may be uses of some C++ keywords which don't generate a compiler
error, but do generate unintended code. In other words,
introduced bugs. That is not a risk the kernel development
community is prepared to take.
My personal view is that C++ has its merits, and makes
object-oriented programming easier. However, it is a more
complex language and is less mature than C. The greatest danger
with C++ is in fact its power. It seduces the programmer, making
it much easier to write bloatware. The kernel is a critical
piece of code, and must be lean and fast. We cannot afford
bloat. I think it is fair to say that it takes more skill to
write efficient C++ code than C code. Not every contributer to
the linux kernel is an uber-guru, and thus will not know the
various tricks and traps for producing efficient C++ code.
* (REG) Finally, while Linus maintains the development
kernel, he is the one who makes the final call. In case there
are any doubts on what his opinion is, here is what he said in
In fact, in Linux we did try C++ once already, back in
It sucks. Trust me - writing kernel code in C++ is a
BLOODY STUPID IDEA.
The fact is, C++ compilers are not trustworthy. They were
even worse in 1992, but some fundamental facts haven't changed:
o the whole C++ exception handling thing is
fundamentally broken. It's _especially_ broken for kernels.
o any compiler or language that likes to hide things
like memory allocations behind your back just isn't a good
choice for a kernel.
o you can write object-oriented code (useful for
filesystems etc) in C, _without_ the crap that is C++.
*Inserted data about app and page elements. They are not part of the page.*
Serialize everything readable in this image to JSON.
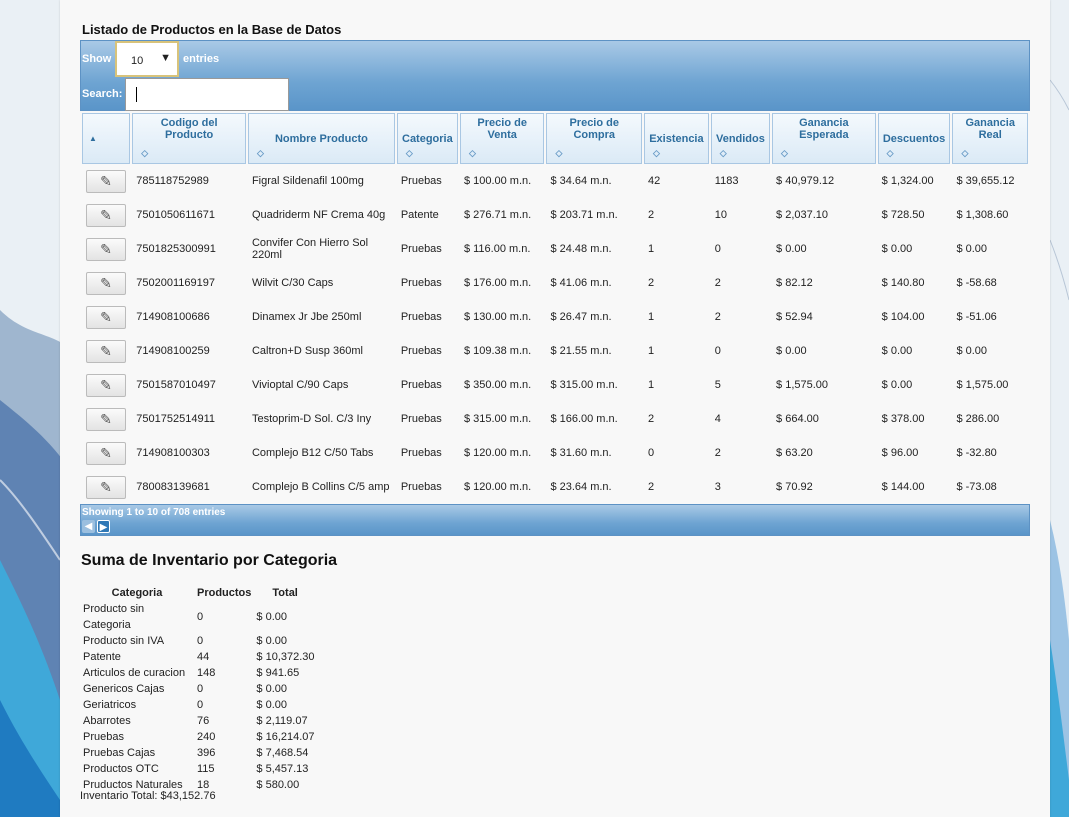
{
  "page_title": "Listado de Productos en la Base de Datos",
  "controls": {
    "show_label": "Show",
    "entries_value": "10",
    "entries_label": "entries",
    "search_label": "Search:",
    "search_value": ""
  },
  "columns": [
    {
      "label": "",
      "sorted": true
    },
    {
      "label": "Codigo del Producto"
    },
    {
      "label": "Nombre Producto"
    },
    {
      "label": "Categoria"
    },
    {
      "label": "Precio de Venta"
    },
    {
      "label": "Precio de Compra"
    },
    {
      "label": "Existencia"
    },
    {
      "label": "Vendidos"
    },
    {
      "label": "Ganancia Esperada"
    },
    {
      "label": "Descuentos"
    },
    {
      "label": "Ganancia Real"
    }
  ],
  "rows": [
    {
      "codigo": "785118752989",
      "nombre": "Figral Sildenafil 100mg",
      "categoria": "Pruebas",
      "venta": "$ 100.00 m.n.",
      "compra": "$ 34.64 m.n.",
      "existencia": "42",
      "vendidos": "1183",
      "esperada": "$ 40,979.12",
      "descuentos": "$ 1,324.00",
      "real": "$ 39,655.12"
    },
    {
      "codigo": "7501050611671",
      "nombre": "Quadriderm NF Crema 40g",
      "categoria": "Patente",
      "venta": "$ 276.71 m.n.",
      "compra": "$ 203.71 m.n.",
      "existencia": "2",
      "vendidos": "10",
      "esperada": "$ 2,037.10",
      "descuentos": "$ 728.50",
      "real": "$ 1,308.60"
    },
    {
      "codigo": "7501825300991",
      "nombre": "Convifer Con Hierro Sol 220ml",
      "categoria": "Pruebas",
      "venta": "$ 116.00 m.n.",
      "compra": "$ 24.48 m.n.",
      "existencia": "1",
      "vendidos": "0",
      "esperada": "$ 0.00",
      "descuentos": "$ 0.00",
      "real": "$ 0.00"
    },
    {
      "codigo": "7502001169197",
      "nombre": "Wilvit C/30 Caps",
      "categoria": "Pruebas",
      "venta": "$ 176.00 m.n.",
      "compra": "$ 41.06 m.n.",
      "existencia": "2",
      "vendidos": "2",
      "esperada": "$ 82.12",
      "descuentos": "$ 140.80",
      "real": "$ -58.68"
    },
    {
      "codigo": "714908100686",
      "nombre": "Dinamex Jr Jbe 250ml",
      "categoria": "Pruebas",
      "venta": "$ 130.00 m.n.",
      "compra": "$ 26.47 m.n.",
      "existencia": "1",
      "vendidos": "2",
      "esperada": "$ 52.94",
      "descuentos": "$ 104.00",
      "real": "$ -51.06"
    },
    {
      "codigo": "714908100259",
      "nombre": "Caltron+D Susp 360ml",
      "categoria": "Pruebas",
      "venta": "$ 109.38 m.n.",
      "compra": "$ 21.55 m.n.",
      "existencia": "1",
      "vendidos": "0",
      "esperada": "$ 0.00",
      "descuentos": "$ 0.00",
      "real": "$ 0.00"
    },
    {
      "codigo": "7501587010497",
      "nombre": "Vivioptal C/90 Caps",
      "categoria": "Pruebas",
      "venta": "$ 350.00 m.n.",
      "compra": "$ 315.00 m.n.",
      "existencia": "1",
      "vendidos": "5",
      "esperada": "$ 1,575.00",
      "descuentos": "$ 0.00",
      "real": "$ 1,575.00"
    },
    {
      "codigo": "7501752514911",
      "nombre": "Testoprim-D Sol. C/3 Iny",
      "categoria": "Pruebas",
      "venta": "$ 315.00 m.n.",
      "compra": "$ 166.00 m.n.",
      "existencia": "2",
      "vendidos": "4",
      "esperada": "$ 664.00",
      "descuentos": "$ 378.00",
      "real": "$ 286.00"
    },
    {
      "codigo": "714908100303",
      "nombre": "Complejo B12 C/50 Tabs",
      "categoria": "Pruebas",
      "venta": "$ 120.00 m.n.",
      "compra": "$ 31.60 m.n.",
      "existencia": "0",
      "vendidos": "2",
      "esperada": "$ 63.20",
      "descuentos": "$ 96.00",
      "real": "$ -32.80"
    },
    {
      "codigo": "780083139681",
      "nombre": "Complejo B Collins C/5 amp",
      "categoria": "Pruebas",
      "venta": "$ 120.00 m.n.",
      "compra": "$ 23.64 m.n.",
      "existencia": "2",
      "vendidos": "3",
      "esperada": "$ 70.92",
      "descuentos": "$ 144.00",
      "real": "$ -73.08"
    }
  ],
  "pagination": {
    "info": "Showing 1 to 10 of 708 entries",
    "prev_icon": "arrow-left-icon",
    "next_icon": "arrow-right-icon"
  },
  "summary": {
    "title": "Suma de Inventario por Categoria",
    "headers": [
      "Categoria",
      "Productos",
      "Total"
    ],
    "rows": [
      {
        "categoria": "Producto sin Categoria",
        "productos": "0",
        "total": "$ 0.00"
      },
      {
        "categoria": "Producto sin IVA",
        "productos": "0",
        "total": "$ 0.00"
      },
      {
        "categoria": "Patente",
        "productos": "44",
        "total": "$ 10,372.30"
      },
      {
        "categoria": "Articulos de curacion",
        "productos": "148",
        "total": "$ 941.65"
      },
      {
        "categoria": "Genericos Cajas",
        "productos": "0",
        "total": "$ 0.00"
      },
      {
        "categoria": "Geriatricos",
        "productos": "0",
        "total": "$ 0.00"
      },
      {
        "categoria": "Abarrotes",
        "productos": "76",
        "total": "$ 2,119.07"
      },
      {
        "categoria": "Pruebas",
        "productos": "240",
        "total": "$ 16,214.07"
      },
      {
        "categoria": "Pruebas Cajas",
        "productos": "396",
        "total": "$ 7,468.54"
      },
      {
        "categoria": "Productos OTC",
        "productos": "115",
        "total": "$ 5,457.13"
      },
      {
        "categoria": "Pruductos Naturales",
        "productos": "18",
        "total": "$ 580.00"
      }
    ],
    "total_line": "Inventario Total: $43,152.76"
  },
  "colors": {
    "toolbar": "#6ea4d2",
    "header_text": "#2e6e9e"
  }
}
In general, I'd say that anybody who designs his kernel
modules for C++ is either
o (a) looking for problems
o (b) a C++ bigot that can't see what he is writing is
really just C anyway
o (c) was given an assignment in CS class to do so.
Feel free to make up (d).